The return value is 1 if n is probably prime, or 0 if n is definitely composite.
This function does some trial divisions to speed up the average case, then some probabilistic primality tests to achieve the desired level of error.
div can be used to inform the function that trial division up to div has already been performed on n and so n has NO divisors <= div.
(The default of 0 informs the function that no trial division has been done.)
The variable state must have been initialized by calling one of the gmp_randinit functions.
This function interface is preliminary and may change in the future.

random integers

randstate state = gmp_randinit_mt() - Initialize state for a Mersenne Twister algorithm, and invokes gmp_randseed on it (with a NULL mpz_seed).
gmp_randseed(randstate state, atom mpz_seed=NULL) - Set an initial seed value into state.
If mpz_seed is NULL then a random 200-digit seed is generated internally (and properly disposed of after use), otherwise mpz_seed must be a valid/init mpz variable (and absolutely not a phix integer/atom/string).
Just like set_rand(), using a fixed value gives repeatable results.
randstate state = gmp_randclear(randstate state) - Free all memory occupied by state.

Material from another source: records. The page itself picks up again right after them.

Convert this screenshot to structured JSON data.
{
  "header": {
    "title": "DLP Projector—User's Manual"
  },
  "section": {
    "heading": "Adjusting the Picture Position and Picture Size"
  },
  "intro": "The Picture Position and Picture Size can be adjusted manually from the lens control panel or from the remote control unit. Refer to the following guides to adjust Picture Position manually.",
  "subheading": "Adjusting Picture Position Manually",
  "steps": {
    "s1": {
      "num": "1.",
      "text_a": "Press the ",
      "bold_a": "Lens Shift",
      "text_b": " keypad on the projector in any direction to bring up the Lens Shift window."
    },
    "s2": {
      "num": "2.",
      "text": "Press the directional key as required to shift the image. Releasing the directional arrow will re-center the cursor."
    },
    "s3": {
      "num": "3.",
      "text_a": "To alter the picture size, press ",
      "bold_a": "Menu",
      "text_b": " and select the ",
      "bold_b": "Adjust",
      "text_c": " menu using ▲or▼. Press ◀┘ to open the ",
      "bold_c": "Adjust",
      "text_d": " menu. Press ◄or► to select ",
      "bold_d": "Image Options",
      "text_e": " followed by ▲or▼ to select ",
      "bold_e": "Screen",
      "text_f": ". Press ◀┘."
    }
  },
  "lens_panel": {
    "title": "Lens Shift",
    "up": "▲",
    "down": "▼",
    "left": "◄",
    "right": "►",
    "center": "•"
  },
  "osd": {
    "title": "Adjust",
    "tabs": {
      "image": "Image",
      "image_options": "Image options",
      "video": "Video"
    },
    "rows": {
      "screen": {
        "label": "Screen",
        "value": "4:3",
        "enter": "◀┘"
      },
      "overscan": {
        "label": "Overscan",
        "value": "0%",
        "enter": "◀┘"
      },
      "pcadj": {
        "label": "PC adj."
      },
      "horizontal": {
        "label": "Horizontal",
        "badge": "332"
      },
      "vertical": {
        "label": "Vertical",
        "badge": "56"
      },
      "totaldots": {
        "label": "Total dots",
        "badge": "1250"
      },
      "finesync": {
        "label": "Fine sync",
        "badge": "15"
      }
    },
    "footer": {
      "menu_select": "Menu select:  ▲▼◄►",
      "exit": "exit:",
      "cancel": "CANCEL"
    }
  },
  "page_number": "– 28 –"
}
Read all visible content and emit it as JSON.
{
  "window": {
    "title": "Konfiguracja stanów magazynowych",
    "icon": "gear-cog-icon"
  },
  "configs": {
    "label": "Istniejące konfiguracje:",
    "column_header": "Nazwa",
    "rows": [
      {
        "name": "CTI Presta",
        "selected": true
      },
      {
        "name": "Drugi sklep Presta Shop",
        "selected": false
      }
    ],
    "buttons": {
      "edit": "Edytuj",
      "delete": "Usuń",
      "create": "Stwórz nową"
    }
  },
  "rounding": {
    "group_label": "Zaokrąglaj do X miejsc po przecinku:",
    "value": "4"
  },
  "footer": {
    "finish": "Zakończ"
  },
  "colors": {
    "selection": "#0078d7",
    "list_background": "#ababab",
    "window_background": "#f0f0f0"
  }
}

Should you forget to invoke this routine, mpfr.e will do so automatically.
mpz_urandomm(mpz rop, randstate state, mpz n) - Generate a uniform random integer in the range 0 to n-1 inclusive, and store it in rop.

More routines (many more) will be added as needed - there are several hundred of them and, at least in my opinion, it is just simply not worthwhile without something that actually uses and therefore tests them.

Note that mpfr_clear() is not publically available, use mpfr_free() instead (which frees both mpfr.dll and mpfr.e allocated memory). Since mpfr_clear() has a different calling convention (to mpfr_free), it is syntax coloured illegal (and linked here). In contrast, mpr_free_str() is invoked internally for you so when translating code you can just delete that statement.
Also note that all mpf_xxx functions have deliberately been expunged in favour of mpfr_ ones.